APL was difficult for those used to traditional
programming languages, not
primarily because of the character set, but because it's basically a
vector/matrix programming language.
It is *also* the use of symbols. Firstly, some people are just symbol-blind
and prefer stuff spelled out in words. It's just how brains are wired.
Secondly, beyond BODMAS, the meaning and precedence of random symbols is
unclear to casual readers. Calls to named functions tend to be more
descriptive -- "map" and "filter" mean the same sort of thing across
functional(-inspired) languages -- and the precedence is obvious thanks to
At a guess, part of the reason APL does this is so that the programmer
pre-tokenises the input to make it easier for the language to process.
Sinclair BASIC did this too, to much wailing and gnashing of teeth. It may
have even been inspired to do this by APL given the manual says Sinclair
BASIC was written by a "Cambridge mathematician".
The "modern" vector/matrix programming language most commonly used by
contemporary programmers use is probably SQL. It's amazing how many people
use it inefficiently as a key-value store when it's really a
matrix-transformation language even though it *looks* like an imperative
language. The 1970s has a lot to answer for.
It's a different world from BASIC, for sure.
Yes, well, a lot of BASIC programmers have even more fundamental problems
with understanding important programming concepts, such as recursion and
pointers/references. Without those, a lot of important algorithms cannot be
implemented, or even understood.
Neil maintained that its strength lay in thinking

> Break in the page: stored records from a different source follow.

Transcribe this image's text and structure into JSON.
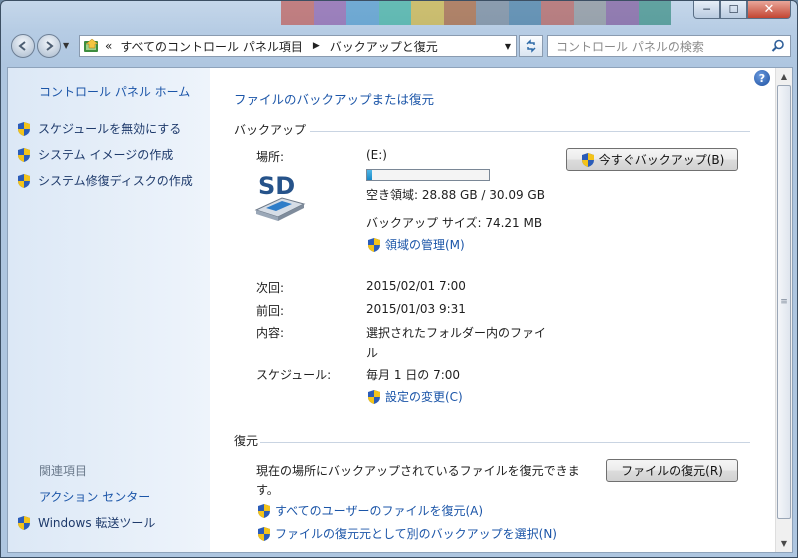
{
  "window": {
    "close_glyph": "✕",
    "minimize_glyph": "─",
    "maximize_glyph": "☐"
  },
  "nav": {
    "breadcrumb_overflow": "«",
    "breadcrumbs": [
      "すべてのコントロール パネル項目",
      "バックアップと復元"
    ],
    "search_placeholder": "コントロール パネルの検索"
  },
  "left_pane": {
    "home_link": "コントロール パネル ホーム",
    "tasks": [
      "スケジュールを無効にする",
      "システム イメージの作成",
      "システム修復ディスクの作成"
    ],
    "related_title": "関連項目",
    "related": [
      "アクション センター",
      "Windows 転送ツール"
    ]
  },
  "main": {
    "heading_link": "ファイルのバックアップまたは復元",
    "backup": {
      "section_title": "バックアップ",
      "location_label": "場所:",
      "drive": "(E:)",
      "drive_icon_text": "SD",
      "free_space": "空き領域: 28.88 GB / 30.09 GB",
      "capacity_used_fraction": 0.04,
      "backup_size": "バックアップ サイズ: 74.21 MB",
      "manage_space_link": "領域の管理(M)",
      "backup_now_button": "今すぐバックアップ(B)",
      "next_label": "次回:",
      "next_value": "2015/02/01 7:00",
      "last_label": "前回:",
      "last_value": "2015/01/03 9:31",
      "contents_label": "内容:",
      "contents_value_line1": "選択されたフォルダー内のファイ",
      "contents_value_line2": "ル",
      "schedule_label": "スケジュール:",
      "schedule_value": "毎月 1 日の 7:00",
      "change_settings_link": "設定の変更(C)"
    },
    "restore": {
      "section_title": "復元",
      "description_line1": "現在の場所にバックアップされているファイルを復元できま",
      "description_line2": "す。",
      "restore_button": "ファイルの復元(R)",
      "restore_all_users_link": "すべてのユーザーのファイルを復元(A)",
      "select_other_backup_link": "ファイルの復元元として別のバックアップを選択(N)"
    }
  },
  "colors": {
    "link": "#1b55a8",
    "nav_link": "#1e3a6b",
    "progress": "#1a8ac7"
  }
}
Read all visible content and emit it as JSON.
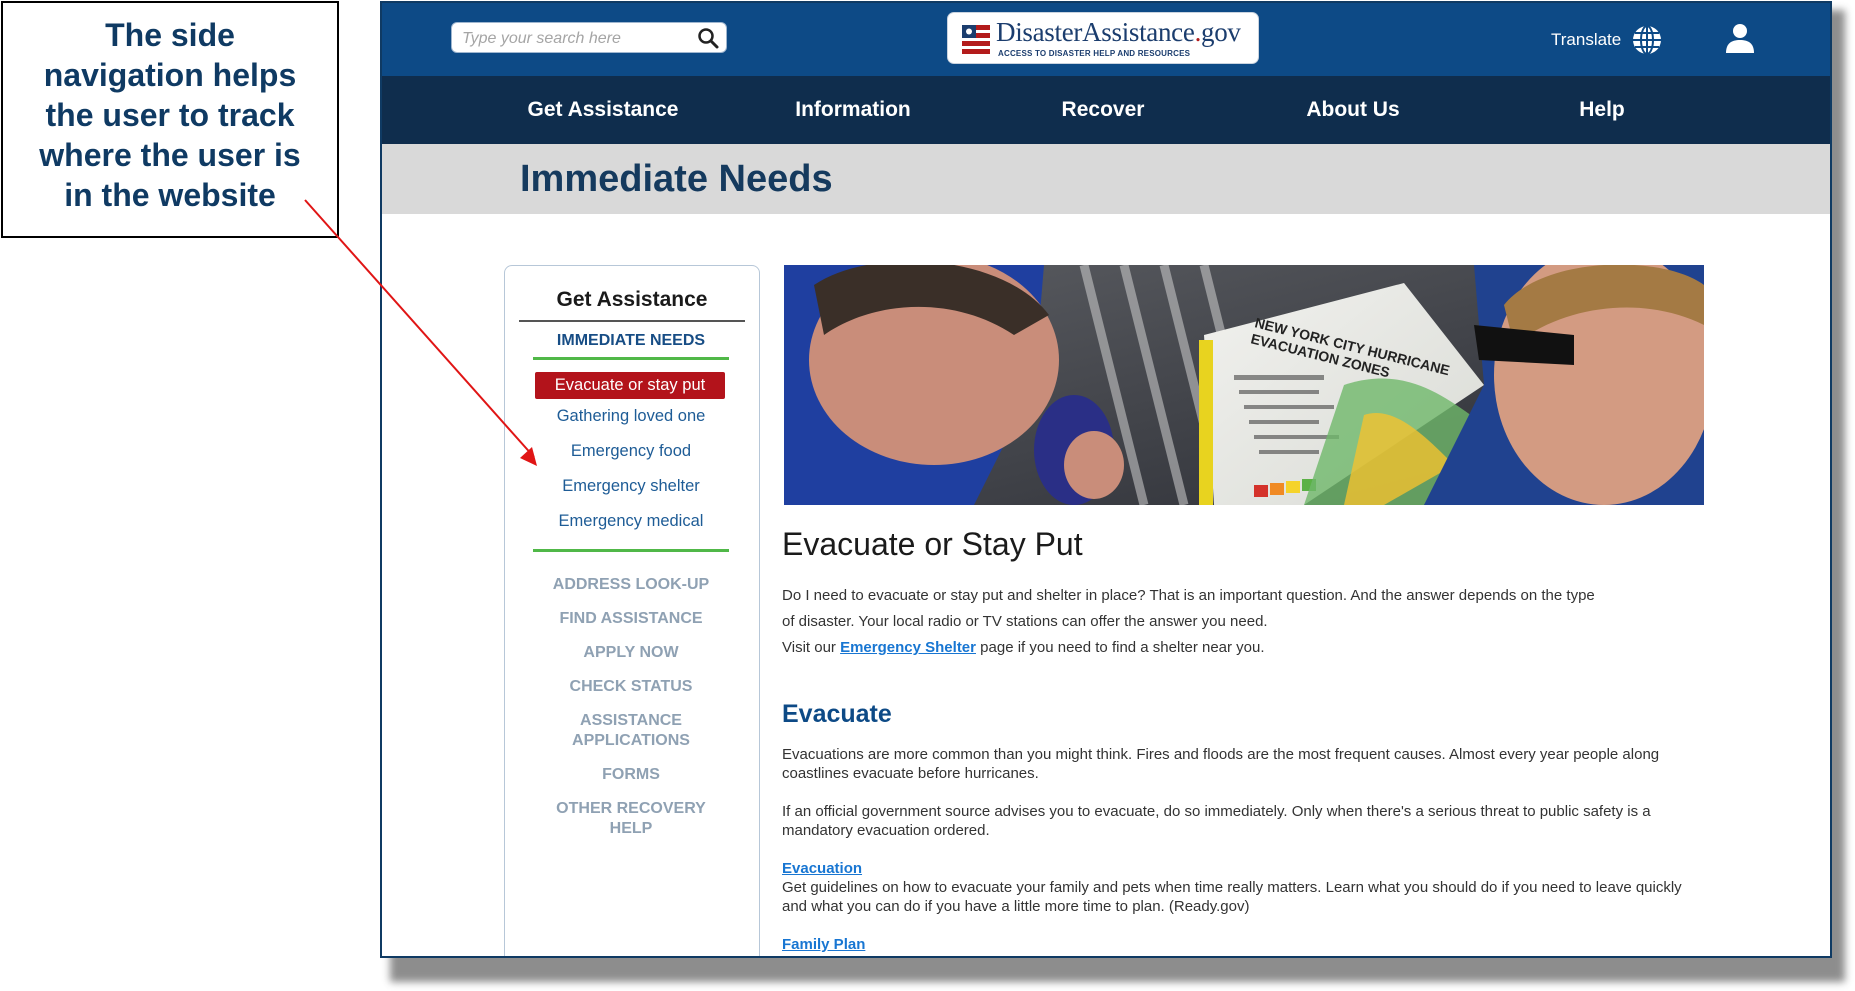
{
  "callout": {
    "text": "The side navigation helps the user to track where the user is in the website"
  },
  "header": {
    "search_placeholder": "Type your search here",
    "logo_main": "DisasterAssistance",
    "logo_dot": ".",
    "logo_gov": "gov",
    "logo_tagline": "ACCESS TO DISASTER HELP AND RESOURCES",
    "translate_label": "Translate"
  },
  "nav": {
    "items": [
      {
        "label": "Get Assistance"
      },
      {
        "label": "Information"
      },
      {
        "label": "Recover"
      },
      {
        "label": "About Us"
      },
      {
        "label": "Help"
      }
    ]
  },
  "page": {
    "title": "Immediate Needs"
  },
  "sidebar": {
    "heading": "Get Assistance",
    "category": "IMMEDIATE NEEDS",
    "subitems": [
      {
        "label": "Evacuate or stay put",
        "active": true
      },
      {
        "label": "Gathering loved one",
        "active": false
      },
      {
        "label": "Emergency food",
        "active": false
      },
      {
        "label": "Emergency shelter",
        "active": false
      },
      {
        "label": "Emergency medical",
        "active": false
      }
    ],
    "sections": [
      {
        "label": "ADDRESS LOOK-UP"
      },
      {
        "label": "FIND ASSISTANCE"
      },
      {
        "label": "APPLY NOW"
      },
      {
        "label": "CHECK STATUS"
      },
      {
        "label": "ASSISTANCE APPLICATIONS"
      },
      {
        "label": "FORMS"
      },
      {
        "label": "OTHER RECOVERY HELP"
      }
    ]
  },
  "hero": {
    "map_title_line1": "NEW YORK CITY HURRICANE",
    "map_title_line2": "EVACUATION ZONES"
  },
  "content": {
    "title": "Evacuate or Stay Put",
    "intro_line1": "Do I need to evacuate or stay put and shelter in place? That is an important question. And the answer depends on the type",
    "intro_line2": "of disaster. Your local radio or TV stations can offer the answer you need.",
    "visit_prefix": "Visit our ",
    "visit_link": "Emergency Shelter",
    "visit_suffix": " page if you need to find a shelter near you.",
    "evacuate_heading": "Evacuate",
    "evac_p1": "Evacuations are more common than you might think. Fires and floods are the most frequent causes. Almost every year people along coastlines evacuate before hurricanes.",
    "evac_p2": "If an official government source advises you to evacuate, do so immediately. Only when there's a serious threat to public safety is a mandatory evacuation ordered.",
    "resource1_link": "Evacuation",
    "resource1_desc": "Get guidelines on how to evacuate your family and pets when time really matters. Learn what you should do if you need to leave quickly and what you can do if you have a little more time to plan. (Ready.gov)",
    "resource2_link": "Family Plan"
  },
  "colors": {
    "header_blue": "#0d4a86",
    "nav_dark": "#0f2d4d",
    "active_red": "#b3131b",
    "accent_green": "#50b848",
    "link_blue": "#1876d2",
    "muted_section": "#8fa1b3"
  }
}
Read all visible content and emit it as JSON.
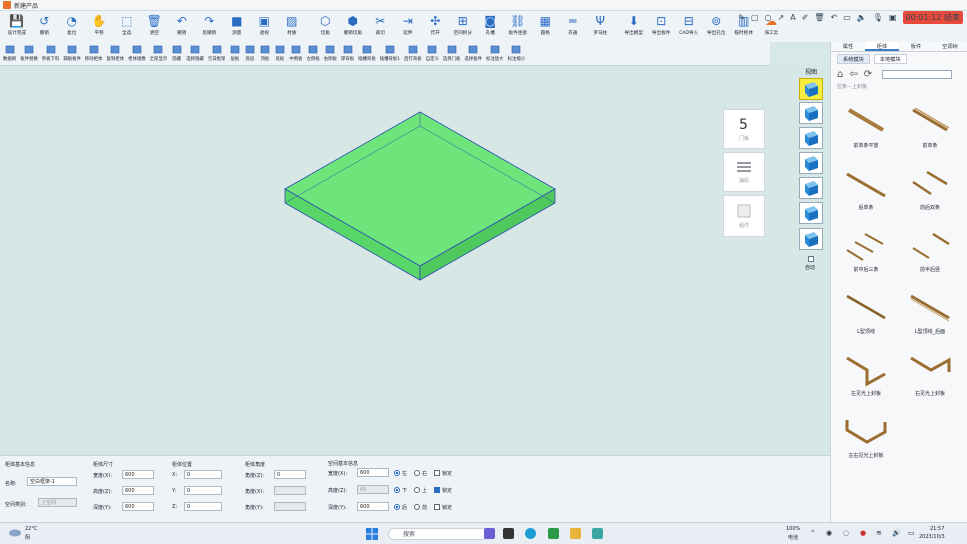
{
  "window": {
    "title": "新建产品"
  },
  "ribbon1": [
    {
      "label": "设计完成",
      "icon": "save-icon",
      "color": "#2a6cc4"
    },
    {
      "label": "撤销",
      "icon": "undo-circle-icon",
      "color": "#2a6cc4"
    },
    {
      "label": "复位",
      "icon": "reset-icon",
      "color": "#2a6cc4"
    },
    {
      "label": "平移",
      "icon": "hand-icon",
      "color": "#445"
    },
    {
      "label": "全选",
      "icon": "select-all-icon",
      "color": "#2a6cc4"
    },
    {
      "label": "清空",
      "icon": "trash-icon",
      "color": "#2a6cc4"
    },
    {
      "label": "撤销",
      "icon": "undo-icon",
      "color": "#2a6cc4"
    },
    {
      "label": "反撤销",
      "icon": "redo-icon",
      "color": "#2a6cc4"
    },
    {
      "label": "测量",
      "icon": "measure-icon",
      "color": "#2a6cc4"
    },
    {
      "label": "透视",
      "icon": "perspective-icon",
      "color": "#2a6cc4"
    },
    {
      "label": "材质",
      "icon": "material-icon",
      "color": "#2a6cc4"
    },
    {
      "label": "切角",
      "icon": "chamfer-icon",
      "color": "#2a6cc4"
    },
    {
      "label": "撤销切角",
      "icon": "undo-chamfer-icon",
      "color": "#2a6cc4"
    },
    {
      "label": "裁切",
      "icon": "cut-icon",
      "color": "#2a6cc4"
    },
    {
      "label": "延伸",
      "icon": "extend-icon",
      "color": "#2a6cc4"
    },
    {
      "label": "炸开",
      "icon": "explode-icon",
      "color": "#2a6cc4"
    },
    {
      "label": "空间拆分",
      "icon": "split-icon",
      "color": "#2a6cc4"
    },
    {
      "label": "孔槽",
      "icon": "hole-icon",
      "color": "#2a6cc4"
    },
    {
      "label": "板件连接",
      "icon": "link-icon",
      "color": "#2a6cc4"
    },
    {
      "label": "圆格",
      "icon": "grid-icon",
      "color": "#2a6cc4"
    },
    {
      "label": "衣通",
      "icon": "rod-icon",
      "color": "#2a6cc4"
    },
    {
      "label": "罗马柱",
      "icon": "column-icon",
      "color": "#2a6cc4"
    },
    {
      "label": "导出模型",
      "icon": "export-model-icon",
      "color": "#2a6cc4"
    },
    {
      "label": "导出板件",
      "icon": "cad-export-icon",
      "color": "#2a6cc4"
    },
    {
      "label": "CAD导入",
      "icon": "cad-import-icon",
      "color": "#2a6cc4"
    },
    {
      "label": "导出孔位",
      "icon": "export-holes-icon",
      "color": "#2a6cc4"
    },
    {
      "label": "临时柜体",
      "icon": "temp-cabinet-icon",
      "color": "#2a6cc4"
    },
    {
      "label": "海工云",
      "icon": "cloud-icon",
      "color": "#e8722a"
    }
  ],
  "topright": {
    "record": "00:01:12 结束"
  },
  "ribbon2": [
    {
      "label": "数据刷"
    },
    {
      "label": "板件替换"
    },
    {
      "label": "单板下料"
    },
    {
      "label": "辅助板件"
    },
    {
      "label": "移除柜体"
    },
    {
      "label": "复制柜体"
    },
    {
      "label": "柜体镜像"
    },
    {
      "label": "全部显示"
    },
    {
      "label": "隐藏"
    },
    {
      "label": "选择隐藏"
    },
    {
      "label": "空白框架"
    },
    {
      "label": "层板"
    },
    {
      "label": "底层"
    },
    {
      "label": "顶板"
    },
    {
      "label": "底板"
    },
    {
      "label": "中侧板"
    },
    {
      "label": "左侧板"
    },
    {
      "label": "右侧板"
    },
    {
      "label": "厚背板"
    },
    {
      "label": "插槽背板"
    },
    {
      "label": "插槽背板1"
    },
    {
      "label": "后钉背板"
    },
    {
      "label": "自定义"
    },
    {
      "label": "选择门板"
    },
    {
      "label": "选择板件"
    },
    {
      "label": "标注放大"
    },
    {
      "label": "标注缩小"
    }
  ],
  "view": {
    "label": "视图",
    "auto": "自动"
  },
  "floatPanels": [
    {
      "label": "门板",
      "icon": "door-icon"
    },
    {
      "label": "抽屉",
      "icon": "drawer-icon"
    },
    {
      "label": "组件",
      "icon": "component-icon"
    }
  ],
  "rpanel": {
    "tabs": [
      "属性",
      "柜体",
      "板件",
      "空调树"
    ],
    "subtabs": [
      "系统模块",
      "本地模块"
    ],
    "path": "拉条—上封板",
    "items": [
      {
        "label": "前单条平放"
      },
      {
        "label": "前单条"
      },
      {
        "label": "后单条"
      },
      {
        "label": "前后双条"
      },
      {
        "label": "前中后三条"
      },
      {
        "label": "前半后竖"
      },
      {
        "label": "L型顶线"
      },
      {
        "label": "L型顶线_后面"
      },
      {
        "label": "左见光上封板"
      },
      {
        "label": "右见光上封板"
      },
      {
        "label": "左右见光上封板"
      }
    ]
  },
  "bottom": {
    "basic": {
      "title": "柜体基本信息",
      "name_label": "名称:",
      "name_value": "空白框架-1",
      "cat_label": "空间类别:",
      "cat_value": "上空间"
    },
    "size": {
      "title": "柜体尺寸",
      "w_label": "宽度(X):",
      "w": "600",
      "h_label": "高度(Z):",
      "h": "600",
      "d_label": "深度(Y):",
      "d": "600"
    },
    "pos": {
      "title": "柜体位置",
      "x_label": "X:",
      "x": "0",
      "y_label": "Y:",
      "y": "0",
      "z_label": "Z:",
      "z": "0"
    },
    "angle": {
      "title": "柜体角度",
      "a1_label": "角度(Z):",
      "a1": "0",
      "a2_label": "角度(X):",
      "a2": "",
      "a3_label": "角度(Y):",
      "a3": ""
    },
    "space": {
      "title": "空间基本信息",
      "w_label": "宽度(X):",
      "w": "600",
      "h_label": "高度(Z):",
      "h": "60",
      "d_label": "深度(Y):",
      "d": "600",
      "r1a": "左",
      "r1b": "右",
      "r2a": "下",
      "r2b": "上",
      "r3a": "后",
      "r3b": "前",
      "lock": "锁定"
    }
  },
  "taskbar": {
    "temp": "22°C",
    "weather": "阴",
    "search": "搜索",
    "battery": "100%",
    "battery_label": "电池",
    "time": "21:57",
    "date": "2023/10/3"
  }
}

about things in a
non-scalar way. I'll give him that--programming on STAR, where a scalar
was treated by the hardware as a vector of length 1 (and thus very slow
because of startup overhead) certainly led you toward thinking about
things in vector operations, just like APL.
Modern x86-64 (and ARM etc) also (finally!) has useful vector instructions.
Unfortunately, the popular languages do not make their use terribly simple,
and mostly rely on compilers recognising idiomatic loop patterns over
scalars and transforming them. This works about as well as you might expect.